▸ **Problem statement**:
Going line by line through the entries below, note each one with "eSIM", then report how many there are and nothing else.

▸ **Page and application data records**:

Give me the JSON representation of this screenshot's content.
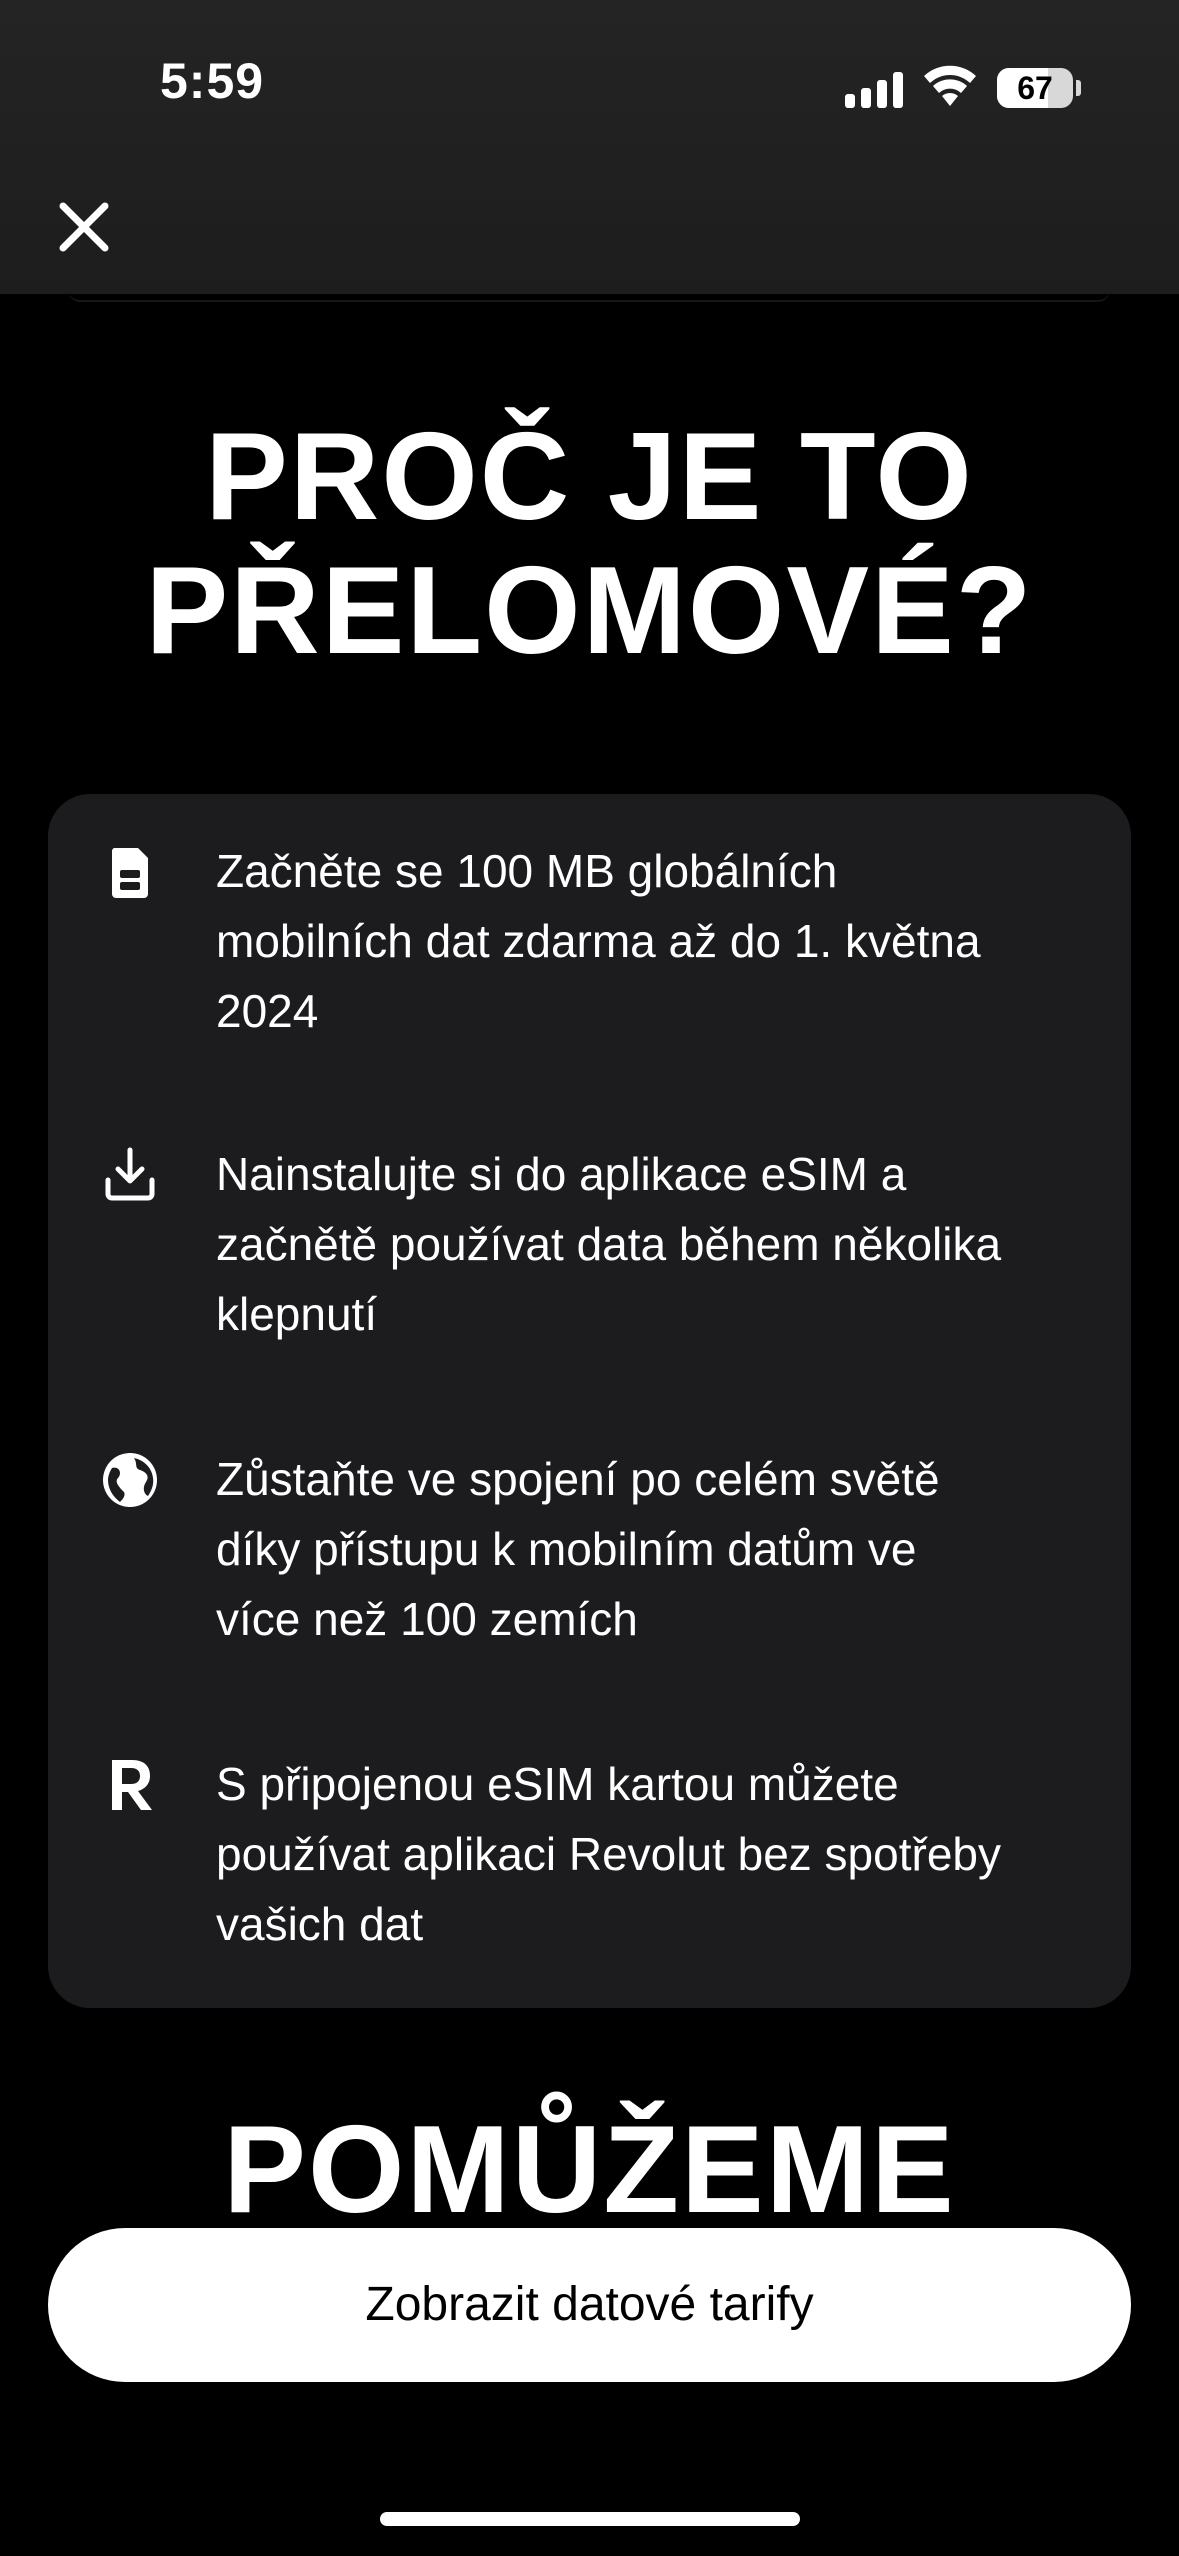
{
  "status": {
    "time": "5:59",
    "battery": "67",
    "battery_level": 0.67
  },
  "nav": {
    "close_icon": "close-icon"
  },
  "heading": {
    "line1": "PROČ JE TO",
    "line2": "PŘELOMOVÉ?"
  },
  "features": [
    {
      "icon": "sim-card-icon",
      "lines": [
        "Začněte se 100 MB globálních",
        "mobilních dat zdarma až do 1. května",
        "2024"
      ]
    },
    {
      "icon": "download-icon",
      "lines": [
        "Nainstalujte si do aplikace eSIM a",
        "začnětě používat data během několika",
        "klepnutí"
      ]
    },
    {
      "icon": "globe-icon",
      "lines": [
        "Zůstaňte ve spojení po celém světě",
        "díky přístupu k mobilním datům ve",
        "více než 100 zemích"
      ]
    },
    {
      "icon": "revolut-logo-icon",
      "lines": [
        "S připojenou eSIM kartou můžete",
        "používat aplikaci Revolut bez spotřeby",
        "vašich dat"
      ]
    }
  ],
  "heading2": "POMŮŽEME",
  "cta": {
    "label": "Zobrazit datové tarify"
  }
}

▸ **Result of this task**:
2